Prior to this, if there is 'horror', it comes from the presence in the film of people with genuine abnormalities. Obviously, there is something very off about this in principle: the film seems to be operating as a kind of circus sideshow itself, with the chance to see the 'freaks' the main draw to the audience. However, there is a weird tension operating here – there are a number of quite lurid and even prurient moments, such as when the camera dwells on one of the twins being kissed and the other enjoying the sensation as well, but the general tone of the film is much more matter-of-fact and even compassionate towards its subjects.
However, come the end of the story, there is inevitably a shift. Cleopatra and Hercules' plot is uncovered, and as a thunderstorm lashes the circus wagons, the freaks close in to exact vengeance on the attempted murderers. There is something genuinely chilling about this, even in the extant, savagely truncated version of the film: the original climax apparently caused a furore when it was shown to audiences, resulting in the film being cut by nearly a third. As it is, the end of the film does feel abrupt and anticlimactic – we don't see exactly how Cleopatra goes from being a beautiful amazon to the quacking, legless, bird-like thing she has been transformed to in the frame story, and the suggestion that the freaks have emasculated Hercules is completely absent. An epilogue intended to ensure Hans remains a sympathetic character has also been added.
This is a film from the 1930s, pretty much the dawn of cinema, and as such it inevitably feels a bit primitive by modern standards – the characterisations are broad, the plot basic, and so on. It does suffer from some pacing issues, too, probably because of the recutting the film underwent – most of the incident happens in the last quarter, giving the uneasy impression that for most of the film we're just being invited to gawp. One significant problem is that – for obvious reasons – many parts are played by people who were not professional actors, resulting in some slightly wince-worthy performances. Even worse, not all of them had English as a first language – Harry Earles' birth name was Kurt Schneider, and his thick German accent renders some of his dialogue unintelligible, which is obviously an issue given he's playing one of the main characters.
Is Freaks genuinely a horror movie?
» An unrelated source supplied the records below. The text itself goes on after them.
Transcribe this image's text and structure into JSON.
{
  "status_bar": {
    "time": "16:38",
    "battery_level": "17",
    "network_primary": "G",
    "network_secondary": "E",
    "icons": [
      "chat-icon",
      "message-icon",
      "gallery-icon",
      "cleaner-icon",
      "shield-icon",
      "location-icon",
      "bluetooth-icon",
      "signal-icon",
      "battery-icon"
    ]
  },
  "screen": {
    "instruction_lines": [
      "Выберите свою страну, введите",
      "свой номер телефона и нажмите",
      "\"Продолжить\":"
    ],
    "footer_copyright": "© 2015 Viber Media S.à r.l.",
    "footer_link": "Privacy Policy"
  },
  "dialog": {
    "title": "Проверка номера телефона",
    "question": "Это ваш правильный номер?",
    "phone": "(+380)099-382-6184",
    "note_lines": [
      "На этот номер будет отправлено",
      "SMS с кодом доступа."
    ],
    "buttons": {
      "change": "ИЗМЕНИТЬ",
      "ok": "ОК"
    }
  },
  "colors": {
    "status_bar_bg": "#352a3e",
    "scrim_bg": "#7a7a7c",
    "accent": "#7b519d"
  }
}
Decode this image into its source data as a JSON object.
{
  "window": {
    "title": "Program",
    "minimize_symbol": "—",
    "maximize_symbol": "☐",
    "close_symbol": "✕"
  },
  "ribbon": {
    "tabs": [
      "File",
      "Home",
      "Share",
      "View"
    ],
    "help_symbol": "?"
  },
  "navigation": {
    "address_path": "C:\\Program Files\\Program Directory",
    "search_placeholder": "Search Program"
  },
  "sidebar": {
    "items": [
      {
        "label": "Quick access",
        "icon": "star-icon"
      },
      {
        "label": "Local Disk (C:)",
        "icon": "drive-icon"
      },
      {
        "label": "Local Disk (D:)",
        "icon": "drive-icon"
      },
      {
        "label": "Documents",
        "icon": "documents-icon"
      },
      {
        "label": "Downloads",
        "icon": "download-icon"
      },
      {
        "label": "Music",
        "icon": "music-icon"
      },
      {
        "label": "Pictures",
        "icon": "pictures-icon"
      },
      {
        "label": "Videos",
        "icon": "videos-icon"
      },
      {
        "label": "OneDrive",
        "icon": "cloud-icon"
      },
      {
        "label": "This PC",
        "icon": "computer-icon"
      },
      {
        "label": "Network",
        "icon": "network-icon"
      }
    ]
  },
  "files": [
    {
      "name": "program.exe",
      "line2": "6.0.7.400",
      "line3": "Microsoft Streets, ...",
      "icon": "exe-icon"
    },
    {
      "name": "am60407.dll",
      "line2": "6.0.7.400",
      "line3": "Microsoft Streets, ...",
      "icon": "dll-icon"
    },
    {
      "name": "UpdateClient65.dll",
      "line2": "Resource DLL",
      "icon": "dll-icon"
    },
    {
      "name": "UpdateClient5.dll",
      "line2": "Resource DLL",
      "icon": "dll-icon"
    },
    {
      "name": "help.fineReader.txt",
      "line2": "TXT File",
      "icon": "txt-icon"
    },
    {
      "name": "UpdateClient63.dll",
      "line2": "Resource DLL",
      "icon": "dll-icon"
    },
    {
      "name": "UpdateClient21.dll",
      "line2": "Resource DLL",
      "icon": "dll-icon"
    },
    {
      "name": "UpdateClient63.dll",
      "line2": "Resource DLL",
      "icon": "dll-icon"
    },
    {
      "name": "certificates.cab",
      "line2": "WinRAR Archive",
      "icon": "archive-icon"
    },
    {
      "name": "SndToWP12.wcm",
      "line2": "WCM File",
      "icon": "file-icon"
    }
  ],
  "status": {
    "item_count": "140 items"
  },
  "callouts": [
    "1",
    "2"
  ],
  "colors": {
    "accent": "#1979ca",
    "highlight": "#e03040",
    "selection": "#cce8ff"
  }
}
I would like to think not. Perhaps it is one of those films from so long ago that it is a losing game to try and assess it by modern standards. There are certainly some chilling and powerful moments, but every frame of it radiates an awkward ambiguity, about just how we are expected to respond to the characters. One thing is certain: a film like this could never be made today, and perhaps that's just as well.